3. North of the Hindu Kush mountains of Afghanistan, Buzhkashi is the game of choice. It is played everywhere there are horses, flat space, and room for lots of spectators. The game has simple rules. The field is about as large as a football field, but in place of a goal post, there is a white circle perhaps 15 feet in diameter at each end.

The number of players can vary, but is usually between 10 and 20 on a side. All players are mounted on horseback. The "ball" - aka the buzh - is either a headless goat, or a headless calf. The idea is to remain mounted while carrying the buzh to the team's goal to be dropped within the circle. Each member of the opposing team tries to take the buzh away from whoever on the other team is carrying it, in the hopes of getting the buzh to their own goal. The game continues until both teams tire out, or the number of injuries to men and horses becomes, by agreement, no longer acceptable.

Though Buzhkashi is mostly associated with the north of Afghanistan, horsemanship and horse husbandry is an art form across Afghanistan. "Tent-pegging" on horseback is a competitive sport in the south of the country. In tent-pegging a man on horseback carries a long lance at a full gallop toward a line of tent pegs. The pegs are partially buried in a row along the path of gallop. The idea is to use the lance to uproot as many of the pegs in the row as possible during the gallop. Each gallop is usually accompanied by loud drumming on Afghan Tablas. The drumming builds to a crescendo through the run.

Tent-pegging has roots in the Afghan war with the British army in the mid-1800's. Then, the idea was, in a fast surprise attack, to uproot the pegs, and thus cause British tents - always carefully lined up in rows and ranks - to collapse on their occupants.

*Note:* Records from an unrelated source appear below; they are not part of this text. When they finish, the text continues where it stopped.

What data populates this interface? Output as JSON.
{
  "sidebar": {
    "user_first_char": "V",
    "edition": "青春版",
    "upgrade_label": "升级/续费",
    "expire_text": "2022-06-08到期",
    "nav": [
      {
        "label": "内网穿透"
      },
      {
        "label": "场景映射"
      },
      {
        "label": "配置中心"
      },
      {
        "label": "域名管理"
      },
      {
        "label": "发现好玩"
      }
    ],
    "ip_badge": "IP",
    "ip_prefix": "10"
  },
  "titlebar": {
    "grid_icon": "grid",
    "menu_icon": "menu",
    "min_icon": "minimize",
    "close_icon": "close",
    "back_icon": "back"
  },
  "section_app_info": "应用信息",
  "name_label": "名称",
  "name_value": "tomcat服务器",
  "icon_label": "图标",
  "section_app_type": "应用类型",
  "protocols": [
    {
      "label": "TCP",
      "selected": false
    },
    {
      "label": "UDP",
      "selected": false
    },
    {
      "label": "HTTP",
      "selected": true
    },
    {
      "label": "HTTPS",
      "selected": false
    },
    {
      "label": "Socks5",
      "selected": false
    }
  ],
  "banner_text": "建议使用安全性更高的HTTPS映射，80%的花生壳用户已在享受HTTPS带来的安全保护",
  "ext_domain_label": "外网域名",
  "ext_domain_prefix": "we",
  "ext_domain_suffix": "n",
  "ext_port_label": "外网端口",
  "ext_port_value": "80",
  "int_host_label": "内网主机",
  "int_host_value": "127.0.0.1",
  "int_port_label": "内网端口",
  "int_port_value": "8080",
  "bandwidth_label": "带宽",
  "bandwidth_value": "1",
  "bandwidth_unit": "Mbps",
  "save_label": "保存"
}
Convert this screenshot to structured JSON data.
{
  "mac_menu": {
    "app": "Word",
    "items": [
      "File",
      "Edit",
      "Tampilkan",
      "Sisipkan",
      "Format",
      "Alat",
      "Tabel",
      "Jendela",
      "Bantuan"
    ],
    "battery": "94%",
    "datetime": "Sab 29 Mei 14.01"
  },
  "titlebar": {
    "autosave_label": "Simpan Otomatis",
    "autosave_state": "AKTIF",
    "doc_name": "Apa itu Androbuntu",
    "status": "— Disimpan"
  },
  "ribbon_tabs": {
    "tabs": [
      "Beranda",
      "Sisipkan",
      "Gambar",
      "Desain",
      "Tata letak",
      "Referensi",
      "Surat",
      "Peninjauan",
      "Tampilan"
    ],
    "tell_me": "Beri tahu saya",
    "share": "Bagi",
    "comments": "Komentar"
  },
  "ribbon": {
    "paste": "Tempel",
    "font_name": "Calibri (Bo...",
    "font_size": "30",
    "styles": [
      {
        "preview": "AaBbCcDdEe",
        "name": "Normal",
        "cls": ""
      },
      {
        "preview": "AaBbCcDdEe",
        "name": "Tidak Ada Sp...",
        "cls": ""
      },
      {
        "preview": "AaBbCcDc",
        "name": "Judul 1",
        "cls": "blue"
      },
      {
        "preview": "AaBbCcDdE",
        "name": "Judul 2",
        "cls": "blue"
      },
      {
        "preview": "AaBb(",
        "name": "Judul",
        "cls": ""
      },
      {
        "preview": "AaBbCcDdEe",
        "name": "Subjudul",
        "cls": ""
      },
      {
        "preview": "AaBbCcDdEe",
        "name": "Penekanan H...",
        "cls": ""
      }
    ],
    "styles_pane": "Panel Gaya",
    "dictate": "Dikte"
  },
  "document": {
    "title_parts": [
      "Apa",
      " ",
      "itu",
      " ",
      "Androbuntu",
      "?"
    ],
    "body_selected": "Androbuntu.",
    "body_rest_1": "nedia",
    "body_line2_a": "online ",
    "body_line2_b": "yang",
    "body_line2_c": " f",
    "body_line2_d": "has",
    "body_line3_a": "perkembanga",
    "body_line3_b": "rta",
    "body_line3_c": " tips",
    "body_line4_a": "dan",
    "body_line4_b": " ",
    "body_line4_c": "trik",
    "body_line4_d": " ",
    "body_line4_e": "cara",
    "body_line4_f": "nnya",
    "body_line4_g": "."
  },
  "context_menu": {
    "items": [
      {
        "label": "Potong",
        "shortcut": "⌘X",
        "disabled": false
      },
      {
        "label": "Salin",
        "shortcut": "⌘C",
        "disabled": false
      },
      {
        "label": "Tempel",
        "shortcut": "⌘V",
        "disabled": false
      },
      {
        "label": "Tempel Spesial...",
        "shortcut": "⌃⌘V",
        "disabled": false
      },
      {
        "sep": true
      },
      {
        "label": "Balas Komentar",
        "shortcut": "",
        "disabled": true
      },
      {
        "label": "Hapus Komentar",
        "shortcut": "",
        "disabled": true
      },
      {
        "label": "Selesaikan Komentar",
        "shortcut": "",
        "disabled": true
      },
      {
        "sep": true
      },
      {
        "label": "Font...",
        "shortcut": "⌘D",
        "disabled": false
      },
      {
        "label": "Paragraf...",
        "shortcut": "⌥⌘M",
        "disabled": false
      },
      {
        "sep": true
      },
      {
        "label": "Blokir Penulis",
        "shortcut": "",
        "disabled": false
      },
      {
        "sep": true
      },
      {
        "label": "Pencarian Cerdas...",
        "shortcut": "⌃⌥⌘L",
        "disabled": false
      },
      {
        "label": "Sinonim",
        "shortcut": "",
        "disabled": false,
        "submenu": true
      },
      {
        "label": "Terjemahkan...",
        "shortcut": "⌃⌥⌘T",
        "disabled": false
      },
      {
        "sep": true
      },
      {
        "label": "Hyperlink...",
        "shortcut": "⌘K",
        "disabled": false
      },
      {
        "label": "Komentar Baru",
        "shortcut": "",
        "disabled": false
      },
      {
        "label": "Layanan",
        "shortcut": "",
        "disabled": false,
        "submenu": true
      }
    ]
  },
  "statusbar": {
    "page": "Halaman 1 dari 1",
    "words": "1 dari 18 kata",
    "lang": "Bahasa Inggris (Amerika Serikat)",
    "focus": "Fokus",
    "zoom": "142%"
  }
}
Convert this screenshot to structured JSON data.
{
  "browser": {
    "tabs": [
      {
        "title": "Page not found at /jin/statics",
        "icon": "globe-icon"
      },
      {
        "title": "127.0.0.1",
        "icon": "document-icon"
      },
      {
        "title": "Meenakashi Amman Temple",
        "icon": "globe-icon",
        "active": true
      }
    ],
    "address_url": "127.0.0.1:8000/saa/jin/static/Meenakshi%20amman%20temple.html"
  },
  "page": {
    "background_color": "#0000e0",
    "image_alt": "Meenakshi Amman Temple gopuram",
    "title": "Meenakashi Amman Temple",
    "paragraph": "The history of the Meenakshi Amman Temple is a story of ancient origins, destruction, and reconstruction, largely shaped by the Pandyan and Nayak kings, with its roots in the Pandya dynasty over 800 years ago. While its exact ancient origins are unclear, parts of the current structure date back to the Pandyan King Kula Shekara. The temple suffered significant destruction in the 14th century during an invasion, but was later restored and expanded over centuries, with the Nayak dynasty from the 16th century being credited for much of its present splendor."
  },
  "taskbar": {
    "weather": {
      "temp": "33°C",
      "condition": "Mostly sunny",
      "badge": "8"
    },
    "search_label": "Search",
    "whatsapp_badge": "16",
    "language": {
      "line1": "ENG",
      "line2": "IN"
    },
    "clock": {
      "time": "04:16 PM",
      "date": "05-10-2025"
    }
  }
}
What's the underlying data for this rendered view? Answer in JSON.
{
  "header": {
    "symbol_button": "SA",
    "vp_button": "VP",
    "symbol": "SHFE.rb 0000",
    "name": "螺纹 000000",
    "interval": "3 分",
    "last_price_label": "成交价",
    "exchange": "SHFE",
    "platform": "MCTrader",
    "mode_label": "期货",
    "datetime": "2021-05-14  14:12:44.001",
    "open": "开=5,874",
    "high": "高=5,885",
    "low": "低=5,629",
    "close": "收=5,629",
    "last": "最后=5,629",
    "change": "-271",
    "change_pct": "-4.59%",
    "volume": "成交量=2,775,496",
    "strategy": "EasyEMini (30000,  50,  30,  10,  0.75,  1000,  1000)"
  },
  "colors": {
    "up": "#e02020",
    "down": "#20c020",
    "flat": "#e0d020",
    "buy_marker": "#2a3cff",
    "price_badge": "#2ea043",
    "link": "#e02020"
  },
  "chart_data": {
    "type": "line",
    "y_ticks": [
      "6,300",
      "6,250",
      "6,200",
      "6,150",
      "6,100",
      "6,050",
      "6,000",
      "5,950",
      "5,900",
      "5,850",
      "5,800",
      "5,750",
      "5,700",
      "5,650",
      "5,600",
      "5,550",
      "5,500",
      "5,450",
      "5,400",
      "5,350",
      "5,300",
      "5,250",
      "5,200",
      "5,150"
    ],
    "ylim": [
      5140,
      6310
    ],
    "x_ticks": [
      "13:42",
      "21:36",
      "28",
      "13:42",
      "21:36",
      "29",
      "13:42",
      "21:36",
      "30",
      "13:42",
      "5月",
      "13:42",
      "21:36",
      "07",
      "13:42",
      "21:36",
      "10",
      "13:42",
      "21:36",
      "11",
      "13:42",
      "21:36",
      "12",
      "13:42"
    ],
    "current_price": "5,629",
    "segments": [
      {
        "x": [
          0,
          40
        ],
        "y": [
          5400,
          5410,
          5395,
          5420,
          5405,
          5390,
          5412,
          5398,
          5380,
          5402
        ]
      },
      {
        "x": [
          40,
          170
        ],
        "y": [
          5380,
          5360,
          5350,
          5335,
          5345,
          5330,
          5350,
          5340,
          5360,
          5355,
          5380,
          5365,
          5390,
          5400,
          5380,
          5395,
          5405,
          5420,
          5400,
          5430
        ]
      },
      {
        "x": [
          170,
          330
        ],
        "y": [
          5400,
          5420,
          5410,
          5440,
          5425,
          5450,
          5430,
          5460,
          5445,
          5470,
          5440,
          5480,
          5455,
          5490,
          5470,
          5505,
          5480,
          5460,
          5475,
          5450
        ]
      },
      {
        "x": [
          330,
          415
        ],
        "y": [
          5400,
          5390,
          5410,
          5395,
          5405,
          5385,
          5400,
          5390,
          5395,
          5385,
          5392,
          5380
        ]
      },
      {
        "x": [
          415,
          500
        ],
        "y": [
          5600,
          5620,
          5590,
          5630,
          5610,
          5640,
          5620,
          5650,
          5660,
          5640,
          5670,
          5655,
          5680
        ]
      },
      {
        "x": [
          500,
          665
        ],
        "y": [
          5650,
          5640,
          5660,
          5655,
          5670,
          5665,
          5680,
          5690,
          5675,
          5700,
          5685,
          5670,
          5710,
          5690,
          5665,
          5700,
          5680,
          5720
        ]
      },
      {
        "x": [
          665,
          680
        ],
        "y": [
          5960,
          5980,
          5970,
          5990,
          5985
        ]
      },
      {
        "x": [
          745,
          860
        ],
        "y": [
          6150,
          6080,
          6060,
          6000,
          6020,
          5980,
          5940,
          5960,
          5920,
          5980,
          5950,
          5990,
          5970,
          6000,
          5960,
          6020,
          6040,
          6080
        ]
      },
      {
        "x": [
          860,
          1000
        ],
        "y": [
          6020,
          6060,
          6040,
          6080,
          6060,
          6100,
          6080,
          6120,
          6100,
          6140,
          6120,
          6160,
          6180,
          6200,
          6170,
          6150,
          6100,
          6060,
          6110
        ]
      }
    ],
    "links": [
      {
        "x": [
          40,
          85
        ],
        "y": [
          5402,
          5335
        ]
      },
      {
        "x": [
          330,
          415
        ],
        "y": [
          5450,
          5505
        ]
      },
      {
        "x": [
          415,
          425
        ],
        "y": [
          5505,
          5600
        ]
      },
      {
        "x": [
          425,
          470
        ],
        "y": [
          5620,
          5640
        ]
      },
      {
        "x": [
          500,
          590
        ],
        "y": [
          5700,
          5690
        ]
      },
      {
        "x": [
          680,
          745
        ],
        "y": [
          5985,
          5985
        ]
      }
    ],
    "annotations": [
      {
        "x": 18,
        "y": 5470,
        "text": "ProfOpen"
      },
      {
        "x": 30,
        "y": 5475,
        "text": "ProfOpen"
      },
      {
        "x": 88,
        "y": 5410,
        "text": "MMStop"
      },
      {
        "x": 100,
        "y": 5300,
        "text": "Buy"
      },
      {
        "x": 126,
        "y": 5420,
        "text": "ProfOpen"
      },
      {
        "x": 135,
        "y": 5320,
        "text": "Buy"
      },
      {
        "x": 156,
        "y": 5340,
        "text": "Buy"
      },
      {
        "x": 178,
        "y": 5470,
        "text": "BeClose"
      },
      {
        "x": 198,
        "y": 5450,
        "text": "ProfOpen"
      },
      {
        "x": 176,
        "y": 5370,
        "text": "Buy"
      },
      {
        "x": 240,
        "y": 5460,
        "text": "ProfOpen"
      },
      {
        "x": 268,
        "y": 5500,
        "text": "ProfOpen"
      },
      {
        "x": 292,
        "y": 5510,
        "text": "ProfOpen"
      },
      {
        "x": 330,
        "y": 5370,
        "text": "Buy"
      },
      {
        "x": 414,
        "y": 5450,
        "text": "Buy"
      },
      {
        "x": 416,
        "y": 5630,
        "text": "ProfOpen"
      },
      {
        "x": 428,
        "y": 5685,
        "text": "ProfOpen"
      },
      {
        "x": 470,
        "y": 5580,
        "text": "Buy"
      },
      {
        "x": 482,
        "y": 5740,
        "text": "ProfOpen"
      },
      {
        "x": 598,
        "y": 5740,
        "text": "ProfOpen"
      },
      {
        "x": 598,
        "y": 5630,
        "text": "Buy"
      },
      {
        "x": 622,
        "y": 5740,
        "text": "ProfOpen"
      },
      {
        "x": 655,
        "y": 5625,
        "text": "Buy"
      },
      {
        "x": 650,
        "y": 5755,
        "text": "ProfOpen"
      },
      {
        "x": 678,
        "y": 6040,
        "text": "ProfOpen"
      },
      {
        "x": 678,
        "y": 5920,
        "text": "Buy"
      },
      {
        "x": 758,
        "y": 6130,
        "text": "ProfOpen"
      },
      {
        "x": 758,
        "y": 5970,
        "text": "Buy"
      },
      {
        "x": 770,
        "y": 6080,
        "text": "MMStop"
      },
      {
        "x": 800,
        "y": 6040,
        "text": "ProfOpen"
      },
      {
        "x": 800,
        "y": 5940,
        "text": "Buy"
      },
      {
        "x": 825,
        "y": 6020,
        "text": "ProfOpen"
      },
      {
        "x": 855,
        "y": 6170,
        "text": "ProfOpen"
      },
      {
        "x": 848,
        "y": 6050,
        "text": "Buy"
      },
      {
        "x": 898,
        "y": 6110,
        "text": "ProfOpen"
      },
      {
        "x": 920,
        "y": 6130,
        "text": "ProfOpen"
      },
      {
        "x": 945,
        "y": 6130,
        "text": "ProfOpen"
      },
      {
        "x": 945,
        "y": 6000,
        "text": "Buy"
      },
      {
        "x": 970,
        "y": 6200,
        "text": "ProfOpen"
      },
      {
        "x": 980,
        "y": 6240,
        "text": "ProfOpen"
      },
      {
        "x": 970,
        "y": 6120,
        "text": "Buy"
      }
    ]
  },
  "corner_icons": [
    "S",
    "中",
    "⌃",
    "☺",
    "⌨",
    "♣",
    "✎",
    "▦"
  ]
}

Thus confused and entangled, the soldiers were easy prey to the second set of galloping Afghan horsemen.